“I thought I just needed a night’s sleep, but it’s…it’s more than that” Llewyn Davis admits towards the end of the Coen Brothers latest masterpiece – a melancholic and sombre meditation on life as an ever-discouraged artist with all its uncertainty, setbacks, heartbreaks, loneliness and unrewarded effort. It’s a masterfully shot piece of work with marvellous costumes, expectedly great dry humour and an exquisite soundtrack that feels – 50 years in the future – as awakening as a 1961 winter’s morning in the Greenwich Village that the film is set.

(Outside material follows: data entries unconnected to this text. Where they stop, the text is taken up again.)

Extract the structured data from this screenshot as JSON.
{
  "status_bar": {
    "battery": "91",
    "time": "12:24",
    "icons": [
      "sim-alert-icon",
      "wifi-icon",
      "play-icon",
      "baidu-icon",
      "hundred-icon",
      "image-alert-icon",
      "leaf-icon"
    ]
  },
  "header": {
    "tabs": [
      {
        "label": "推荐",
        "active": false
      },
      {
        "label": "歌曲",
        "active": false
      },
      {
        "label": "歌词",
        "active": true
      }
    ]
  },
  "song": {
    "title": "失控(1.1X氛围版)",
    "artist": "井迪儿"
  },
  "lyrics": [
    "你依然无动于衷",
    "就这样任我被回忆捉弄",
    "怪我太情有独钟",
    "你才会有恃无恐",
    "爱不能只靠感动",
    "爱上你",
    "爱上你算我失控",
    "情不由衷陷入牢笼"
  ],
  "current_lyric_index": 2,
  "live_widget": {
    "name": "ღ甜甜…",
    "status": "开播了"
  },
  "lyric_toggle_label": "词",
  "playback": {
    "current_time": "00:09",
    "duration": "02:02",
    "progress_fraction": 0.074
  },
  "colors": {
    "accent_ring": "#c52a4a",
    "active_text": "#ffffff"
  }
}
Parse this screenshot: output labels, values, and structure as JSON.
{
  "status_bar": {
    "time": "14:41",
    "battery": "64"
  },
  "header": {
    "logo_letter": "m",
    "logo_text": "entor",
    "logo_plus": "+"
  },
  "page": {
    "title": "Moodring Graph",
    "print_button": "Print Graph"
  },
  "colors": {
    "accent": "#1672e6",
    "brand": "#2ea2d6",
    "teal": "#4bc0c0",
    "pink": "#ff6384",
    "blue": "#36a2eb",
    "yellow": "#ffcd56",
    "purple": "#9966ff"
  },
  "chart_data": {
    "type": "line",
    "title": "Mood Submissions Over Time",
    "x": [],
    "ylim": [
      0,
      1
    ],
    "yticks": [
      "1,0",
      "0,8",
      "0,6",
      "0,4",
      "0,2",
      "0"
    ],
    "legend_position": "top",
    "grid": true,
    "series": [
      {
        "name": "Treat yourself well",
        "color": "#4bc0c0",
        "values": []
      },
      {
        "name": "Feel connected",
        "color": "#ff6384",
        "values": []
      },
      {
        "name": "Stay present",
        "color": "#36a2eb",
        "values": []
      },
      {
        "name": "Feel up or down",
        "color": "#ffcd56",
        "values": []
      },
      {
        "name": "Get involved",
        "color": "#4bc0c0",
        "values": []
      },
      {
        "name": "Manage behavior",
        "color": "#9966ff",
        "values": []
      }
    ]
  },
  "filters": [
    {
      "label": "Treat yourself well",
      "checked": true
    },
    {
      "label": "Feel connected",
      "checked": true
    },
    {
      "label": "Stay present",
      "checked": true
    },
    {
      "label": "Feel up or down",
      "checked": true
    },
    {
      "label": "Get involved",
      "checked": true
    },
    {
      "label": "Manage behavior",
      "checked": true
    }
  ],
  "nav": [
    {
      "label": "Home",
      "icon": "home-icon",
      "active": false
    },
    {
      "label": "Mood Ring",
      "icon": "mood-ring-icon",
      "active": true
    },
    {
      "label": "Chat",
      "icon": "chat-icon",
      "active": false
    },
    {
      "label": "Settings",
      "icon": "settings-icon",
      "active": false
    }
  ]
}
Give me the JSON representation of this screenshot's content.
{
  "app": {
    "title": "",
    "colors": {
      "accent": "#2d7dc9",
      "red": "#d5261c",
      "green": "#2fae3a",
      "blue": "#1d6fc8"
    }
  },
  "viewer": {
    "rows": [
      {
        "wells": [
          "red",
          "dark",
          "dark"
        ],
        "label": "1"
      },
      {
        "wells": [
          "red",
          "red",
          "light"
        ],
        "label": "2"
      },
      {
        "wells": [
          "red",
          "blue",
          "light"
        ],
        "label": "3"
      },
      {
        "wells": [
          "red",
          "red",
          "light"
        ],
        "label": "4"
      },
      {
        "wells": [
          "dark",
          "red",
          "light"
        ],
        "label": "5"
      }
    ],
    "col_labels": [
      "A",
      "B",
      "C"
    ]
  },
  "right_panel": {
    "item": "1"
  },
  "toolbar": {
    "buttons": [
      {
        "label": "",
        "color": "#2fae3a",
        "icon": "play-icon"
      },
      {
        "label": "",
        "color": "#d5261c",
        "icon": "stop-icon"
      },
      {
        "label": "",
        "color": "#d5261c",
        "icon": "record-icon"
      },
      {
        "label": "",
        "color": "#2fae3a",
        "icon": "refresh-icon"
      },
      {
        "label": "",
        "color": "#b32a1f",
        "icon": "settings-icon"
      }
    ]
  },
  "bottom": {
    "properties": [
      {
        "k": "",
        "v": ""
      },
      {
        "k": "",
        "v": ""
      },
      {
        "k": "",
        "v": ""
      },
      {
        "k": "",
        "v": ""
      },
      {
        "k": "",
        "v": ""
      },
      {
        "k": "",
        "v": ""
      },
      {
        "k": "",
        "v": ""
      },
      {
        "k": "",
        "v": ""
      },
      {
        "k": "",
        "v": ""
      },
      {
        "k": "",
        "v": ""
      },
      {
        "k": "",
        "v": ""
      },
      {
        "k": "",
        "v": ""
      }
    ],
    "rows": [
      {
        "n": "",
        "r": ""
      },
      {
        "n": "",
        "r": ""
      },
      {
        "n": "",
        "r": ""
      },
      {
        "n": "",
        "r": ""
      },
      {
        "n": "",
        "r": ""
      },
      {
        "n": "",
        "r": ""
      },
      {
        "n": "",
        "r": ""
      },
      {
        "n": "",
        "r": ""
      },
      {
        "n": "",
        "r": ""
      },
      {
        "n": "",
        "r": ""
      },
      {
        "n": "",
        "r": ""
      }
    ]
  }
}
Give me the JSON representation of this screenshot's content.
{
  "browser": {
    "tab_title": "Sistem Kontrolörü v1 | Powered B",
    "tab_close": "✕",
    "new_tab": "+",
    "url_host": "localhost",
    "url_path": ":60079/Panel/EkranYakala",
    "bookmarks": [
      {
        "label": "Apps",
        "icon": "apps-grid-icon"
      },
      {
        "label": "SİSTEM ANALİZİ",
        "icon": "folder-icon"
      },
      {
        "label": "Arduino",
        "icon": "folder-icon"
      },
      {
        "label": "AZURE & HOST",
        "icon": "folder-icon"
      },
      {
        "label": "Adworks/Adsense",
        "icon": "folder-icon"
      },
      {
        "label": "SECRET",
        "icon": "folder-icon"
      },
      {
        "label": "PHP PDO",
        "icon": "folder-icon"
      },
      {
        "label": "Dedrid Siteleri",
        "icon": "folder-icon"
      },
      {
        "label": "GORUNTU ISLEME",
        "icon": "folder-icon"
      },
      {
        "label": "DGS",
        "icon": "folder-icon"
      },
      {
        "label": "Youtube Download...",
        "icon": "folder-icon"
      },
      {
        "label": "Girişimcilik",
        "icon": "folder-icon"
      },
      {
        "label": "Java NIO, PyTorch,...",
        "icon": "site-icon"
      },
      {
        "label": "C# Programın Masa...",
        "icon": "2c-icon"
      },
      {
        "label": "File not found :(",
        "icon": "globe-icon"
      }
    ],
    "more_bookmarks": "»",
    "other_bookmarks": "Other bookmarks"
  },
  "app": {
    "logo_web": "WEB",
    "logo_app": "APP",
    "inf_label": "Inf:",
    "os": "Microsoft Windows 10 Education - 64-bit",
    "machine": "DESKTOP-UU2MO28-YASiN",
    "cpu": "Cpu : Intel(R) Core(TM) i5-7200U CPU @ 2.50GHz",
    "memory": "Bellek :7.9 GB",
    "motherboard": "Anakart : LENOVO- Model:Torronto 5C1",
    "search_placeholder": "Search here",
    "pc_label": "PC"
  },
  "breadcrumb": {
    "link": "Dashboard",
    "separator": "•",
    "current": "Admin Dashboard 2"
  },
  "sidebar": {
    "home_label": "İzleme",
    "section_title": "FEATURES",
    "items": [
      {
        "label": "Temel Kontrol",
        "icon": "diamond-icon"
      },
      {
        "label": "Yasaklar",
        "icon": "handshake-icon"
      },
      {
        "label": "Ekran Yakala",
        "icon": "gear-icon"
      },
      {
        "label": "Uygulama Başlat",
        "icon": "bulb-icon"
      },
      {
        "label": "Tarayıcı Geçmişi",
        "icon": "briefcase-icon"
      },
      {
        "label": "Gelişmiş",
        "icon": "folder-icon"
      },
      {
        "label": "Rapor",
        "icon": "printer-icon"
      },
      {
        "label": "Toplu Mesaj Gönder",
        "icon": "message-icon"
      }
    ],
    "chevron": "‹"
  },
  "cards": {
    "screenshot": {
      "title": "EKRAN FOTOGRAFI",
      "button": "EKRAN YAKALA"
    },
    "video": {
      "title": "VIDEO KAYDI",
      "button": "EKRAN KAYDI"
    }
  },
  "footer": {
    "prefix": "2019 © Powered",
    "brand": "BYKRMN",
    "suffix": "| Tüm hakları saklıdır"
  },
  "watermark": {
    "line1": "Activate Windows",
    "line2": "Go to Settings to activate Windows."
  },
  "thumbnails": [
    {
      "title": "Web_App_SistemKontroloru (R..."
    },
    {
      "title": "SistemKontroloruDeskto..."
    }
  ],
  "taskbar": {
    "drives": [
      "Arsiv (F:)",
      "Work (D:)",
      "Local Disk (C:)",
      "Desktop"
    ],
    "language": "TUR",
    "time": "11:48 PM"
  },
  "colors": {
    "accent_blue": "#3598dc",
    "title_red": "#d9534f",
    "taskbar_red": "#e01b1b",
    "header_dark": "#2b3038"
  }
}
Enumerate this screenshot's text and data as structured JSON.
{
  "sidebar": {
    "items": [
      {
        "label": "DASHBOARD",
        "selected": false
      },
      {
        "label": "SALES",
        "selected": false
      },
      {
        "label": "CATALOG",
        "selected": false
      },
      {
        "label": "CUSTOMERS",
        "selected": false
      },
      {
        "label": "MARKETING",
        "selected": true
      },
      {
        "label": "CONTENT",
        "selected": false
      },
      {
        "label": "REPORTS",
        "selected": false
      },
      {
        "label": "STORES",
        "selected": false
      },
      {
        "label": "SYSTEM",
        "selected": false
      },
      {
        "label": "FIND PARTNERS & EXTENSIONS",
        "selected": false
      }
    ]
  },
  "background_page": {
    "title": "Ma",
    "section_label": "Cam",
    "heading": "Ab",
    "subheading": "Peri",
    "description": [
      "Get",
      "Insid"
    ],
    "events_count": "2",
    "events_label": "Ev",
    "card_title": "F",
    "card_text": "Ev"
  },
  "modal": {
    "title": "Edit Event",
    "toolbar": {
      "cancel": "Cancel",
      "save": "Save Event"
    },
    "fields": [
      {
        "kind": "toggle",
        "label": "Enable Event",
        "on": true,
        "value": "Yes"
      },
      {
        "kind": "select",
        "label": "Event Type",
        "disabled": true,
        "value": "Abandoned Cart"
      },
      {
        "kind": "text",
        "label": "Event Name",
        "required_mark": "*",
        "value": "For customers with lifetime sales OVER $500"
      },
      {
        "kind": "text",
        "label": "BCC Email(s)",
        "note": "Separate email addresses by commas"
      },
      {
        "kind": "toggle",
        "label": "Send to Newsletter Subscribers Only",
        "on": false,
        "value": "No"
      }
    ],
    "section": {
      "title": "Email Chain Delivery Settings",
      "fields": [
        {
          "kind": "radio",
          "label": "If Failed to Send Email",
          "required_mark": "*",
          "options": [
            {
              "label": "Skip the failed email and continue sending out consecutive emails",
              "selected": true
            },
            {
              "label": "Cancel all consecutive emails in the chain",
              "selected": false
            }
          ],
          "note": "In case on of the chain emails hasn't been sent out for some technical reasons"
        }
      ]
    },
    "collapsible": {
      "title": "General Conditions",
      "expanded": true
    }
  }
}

Davis (Oscar Isaac) is a talented musician with a clearly diminished enthusiasm and lust for life after the recent suicide of his musical partner, Mike. Touring the couches of his friends more than concert venues, he’s certainly not going to find the good night’s sleep he craves as he shamefully loathes his desperate need to visit the house of Mike’s (assumed) parents because of its painful reminder, and that of his friends Jean (Carey Mulligan) and Jim (Justin Timberlake) because of his recent affair with Jean. But it’s his faults, flaws and inadequacies that have led to his current situation where self-defeating mishap after mishap snowballs into a collective monumental problem of emotional stability and identity crisis that many in the performing arts suffer from on varying levels. The death has clearly left its mark on Davis, who forever carries its baggage with him alongside his acoustic guitar; it’s draining away the passion for music that allowed him to do more than “just exist” but now barely keeps him more alive than Mike.
For much of Inside Llewyn Davis the titular character is joined by a ginger cat, including a scene halfway through the film where he travels to Chicago with cynical jazz careerist Roland Turner (John Goodman) and his pitiful helper Johnny Five (Garrett Hedlund). It’s something reminiscent of Barton Fink in its hallucinatory perspective as Davis is trapped between someone who he resents as a possibility for his future and someone he sadly relates all too much to now. It’s a surreal nightmare he wants to wake up from in front of Bud Grossman, the venue manager he’s travelling to audition for. Johnny is arrested mid-commute, leaving Davis to hitchhike the rest of the journey and choosing to abandon the ginger cat. On his way back driving from Chicago to New York, he inadvertently hits the cat and sees it hobbling off bloodied and near death. Both these instances are important in distinguishing the much debated relevance of the cat, with my initial reaction aligning alongside Emma Dibdin at Digital Spy in that the cat is Mike.
We’re never given any proper insight into Mike’s suicide, with the typical Coen Brothers mystery making this character study all the more fascinating. As with the cat, does he feel inadvertently responsible for his partner’s death? When leaving the cat behind (after trying to offload it on a number of people beforehand), he finally chooses to leave behind his association with Mike and go audition to prove himself as the solo act he now is. Unfortunately the harsh reality is that 1961 only values him as part of an ensemble, leaving him haunted by never-ending questions of “what if?” Is his performance of the inappropriately delightful “Hang Me, Oh Hang Me” a reference to his late partner, or a plea to any willing audience member? The film cleverly comes full circle in its pleasantly ambiguous way, seemingly allowing Davis to change the course of his life by letting go of Mike through stopping the cat squeezing through the open door and joining him. When Isaac caps off his superb performance with an “au revour”, it’s symbolic of Davis saying goodbye to this lifestyle which once illuminated his life with excitement but now brings emotionally crippling pain.
You can’t help but compare and reflect the Coen Brothers themselves to the depicted musical duo within Inside Llewyn Davis; they boost each other creatively to the point where you couldn’t imagine either be interested in making films without the other, while your interest in a project from one single member is probably diminished. Like most of their work this will remain with you for days afterwards, deserving multiple viewings to savour and appreciate its richy composite thoughts.